A Riverside County Sheriff’s narcotics sting operation went awry last week, resulting in a suspected drug dealer escaping with 60 pounds of methamphetamine. The stolen meth is estimated to be worth between $150,000 and $210,000.
The sheriff’s office had arranged an undercover operation to identify and apprehend drug traffickers. Deputies posed as wholesale drug sellers and met with the suspect, who sought to purchase 27 kilos of methamphetamine. However, after the transaction, the suspect managed to elude deputies from the Gang Task Force when officers attempted a vehicle stop. The high-speed chase was eventually abandoned due to concerns for public safety.
Drug Dealer Steals 60 Pounds Of Meth From Cops During Failed Sting https://t.co/PWvvo6zYo3
— ConservativeLibrarian (@ConserLibrarian) April 24, 2023
The methamphetamine trade has long plagued Southern California. The Riverside and San Bernardino County area was once known as the “methamphetamine capital of the United States.” Mexican drug-trafficking organizations operated many meth labs in these counties. They have since been forced out due to increased law enforcement pressure. However, Riverside has remained a significant drug smuggling and distribution center due to its location near the southern border, Los Angeles and San Diego.
In 2022 alone, Riverside County seized more than six million fentanyl pills, 12,000 pounds of methamphetamine, 242 pounds of heroin, 3,000 pounds of cocaine, and 260,000 pounds of marijuana. In addition, the Border Patrol has already confiscated 75,600 pounds of meth across the northern and southwest borders and coastal ports of entry in the first six months of fiscal year 2023. According to CBP data, a staggering 41,300 pounds were seized by Border Patrol’s San Diego field office alone.
The recently failed sting operation raises concerns about the effectiveness of law enforcement’s tactics to combat drug trafficking. Michael Lujan, a retired captain with the Riverside Sheriff’s Department, questioned the approach taken during this operation, stating, “Why would you let someone get in their vehicle, I don’t know.” He further elaborated on the “operational package” that should have been prepared to avoid such a mishap, including outlining potential hazards, escape routes and ensuring sufficient background and surveillance plans.
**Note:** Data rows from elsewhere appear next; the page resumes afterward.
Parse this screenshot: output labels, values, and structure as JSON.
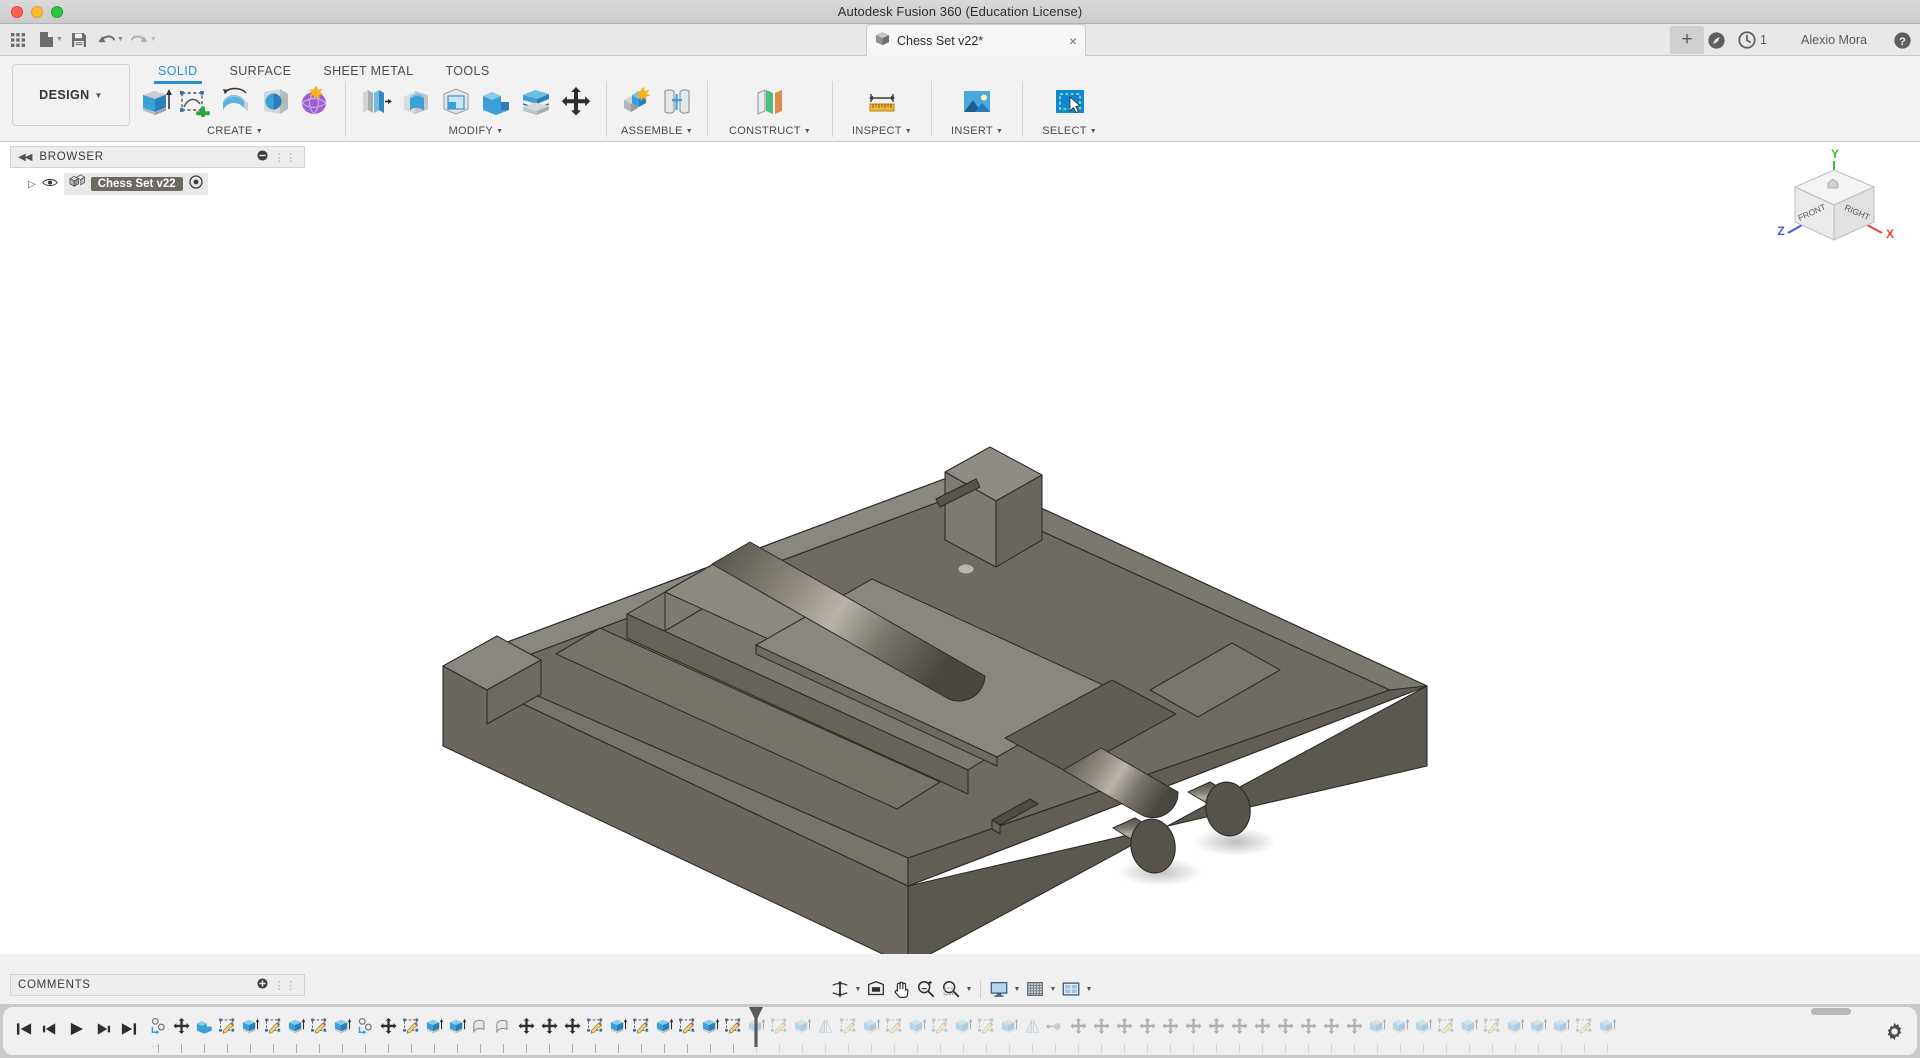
{
  "window": {
    "app_title": "Autodesk Fusion 360 (Education License)",
    "traffic_lights": [
      "close-red",
      "minimize-yellow",
      "maximize-green"
    ]
  },
  "quick_access": {
    "buttons": [
      {
        "name": "app-grid-icon",
        "label": "Show Data Panel"
      },
      {
        "name": "file-icon",
        "label": "File"
      },
      {
        "name": "save-icon",
        "label": "Save"
      },
      {
        "name": "undo-icon",
        "label": "Undo"
      },
      {
        "name": "redo-icon",
        "label": "Redo"
      }
    ]
  },
  "document_tab": {
    "title": "Chess Set v22*",
    "icon": "cube-icon",
    "close_label": "×"
  },
  "new_tab_label": "+",
  "account": {
    "notification_icon": "compass-icon",
    "job_status_icon": "clock-icon",
    "job_count": "1",
    "user_name": "Alexio Mora",
    "help_icon": "help-icon"
  },
  "ribbon": {
    "design_dropdown": "DESIGN",
    "workspace_tabs": [
      {
        "label": "SOLID",
        "active": true
      },
      {
        "label": "SURFACE",
        "active": false
      },
      {
        "label": "SHEET METAL",
        "active": false
      },
      {
        "label": "TOOLS",
        "active": false
      }
    ],
    "panels": [
      {
        "label": "CREATE",
        "has_caret": true,
        "tools": [
          "extrude-icon",
          "create-sketch-icon",
          "revolve-icon",
          "sweep-icon",
          "form-icon"
        ]
      },
      {
        "label": "MODIFY",
        "has_caret": true,
        "tools": [
          "press-pull-icon",
          "fillet-icon",
          "shell-icon",
          "combine-icon",
          "split-face-icon",
          "move-copy-icon"
        ]
      },
      {
        "label": "ASSEMBLE",
        "has_caret": true,
        "tools": [
          "new-component-icon",
          "joint-icon"
        ]
      },
      {
        "label": "CONSTRUCT",
        "has_caret": true,
        "tools": [
          "offset-plane-icon"
        ]
      },
      {
        "label": "INSPECT",
        "has_caret": true,
        "tools": [
          "measure-icon"
        ]
      },
      {
        "label": "INSERT",
        "has_caret": true,
        "tools": [
          "insert-image-icon"
        ]
      },
      {
        "label": "SELECT",
        "has_caret": true,
        "tools": [
          "select-window-icon"
        ]
      }
    ]
  },
  "browser": {
    "title": "BROWSER",
    "collapse_icon": "double-chevron-left-icon",
    "minimize_icon": "minus-circle-icon",
    "root": {
      "expand_icon": "triangle-right-icon",
      "visibility_icon": "eye-icon",
      "component_icon": "component-icon",
      "name": "Chess Set v22",
      "selected": true,
      "target_icon": "target-icon"
    }
  },
  "viewcube": {
    "front_label": "FRONT",
    "right_label": "RIGHT",
    "axes": [
      {
        "label": "X",
        "color": "#e8413c"
      },
      {
        "label": "Y",
        "color": "#36c13b"
      },
      {
        "label": "Z",
        "color": "#3b5de8"
      }
    ],
    "home_icon": "home-icon"
  },
  "comments": {
    "title": "COMMENTS",
    "add_icon": "plus-circle-icon"
  },
  "navigation_bar": {
    "items": [
      {
        "name": "orbit-icon",
        "caret": true
      },
      {
        "name": "look-at-icon",
        "caret": false
      },
      {
        "name": "pan-icon",
        "caret": false
      },
      {
        "name": "zoom-icon",
        "caret": false
      },
      {
        "name": "fit-icon",
        "caret": true
      },
      {
        "name": "display-settings-icon",
        "caret": true
      },
      {
        "name": "grid-snaps-icon",
        "caret": true
      },
      {
        "name": "viewports-icon",
        "caret": true
      }
    ]
  },
  "timeline": {
    "playback": [
      {
        "name": "go-to-beginning-button"
      },
      {
        "name": "step-back-button"
      },
      {
        "name": "play-button"
      },
      {
        "name": "step-forward-button"
      },
      {
        "name": "go-to-end-button"
      }
    ],
    "settings_icon": "gear-icon",
    "playhead_position_index": 25,
    "features": [
      "construction-point-icon",
      "move-icon",
      "combine-icon",
      "sketch-icon",
      "extrude-icon",
      "sketch-icon",
      "extrude-icon",
      "sketch-icon",
      "extrude-icon",
      "construction-point-icon",
      "move-icon",
      "sketch-icon",
      "extrude-icon",
      "extrude-icon",
      "fillet-icon",
      "fillet-icon",
      "move-icon",
      "move-icon",
      "move-icon",
      "sketch-icon",
      "extrude-icon",
      "sketch-icon",
      "extrude-icon",
      "sketch-icon",
      "extrude-icon",
      "sketch-icon",
      "extrude-icon",
      "sketch-icon",
      "extrude-icon",
      "mirror-icon",
      "sketch-icon",
      "extrude-icon",
      "sketch-icon",
      "extrude-icon",
      "sketch-icon",
      "extrude-icon",
      "sketch-icon",
      "extrude-icon",
      "mirror-icon",
      "revolve-icon",
      "move-icon",
      "move-icon",
      "move-icon",
      "move-icon",
      "move-icon",
      "move-icon",
      "move-icon",
      "move-icon",
      "move-icon",
      "move-icon",
      "move-icon",
      "move-icon",
      "move-icon",
      "extrude-icon",
      "extrude-icon",
      "extrude-icon",
      "sketch-icon",
      "extrude-icon",
      "sketch-icon",
      "extrude-icon",
      "extrude-icon",
      "extrude-icon",
      "sketch-icon",
      "extrude-icon"
    ]
  },
  "model": {
    "description": "Grey metallic chess set storage tray, isometric view",
    "body_color": "#6e6a62",
    "top_color": "#7d7a71",
    "side_color": "#565249",
    "background": "#ffffff"
  },
  "colors": {
    "accent": "#2a8fd0",
    "ribbon_bg": "#f2f2f2",
    "titlebar_bg": "#d4d4d4",
    "selection": "#6d6a63"
  }
}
While the Riverside County Sheriff’s Department has acknowledged the failed sting and admitted to the loss of the methamphetamine, they have not provided details on what went wrong or how the suspect managed to escape with the drugs. They have stated that the investigation is ongoing but have not been forthcoming with further comments.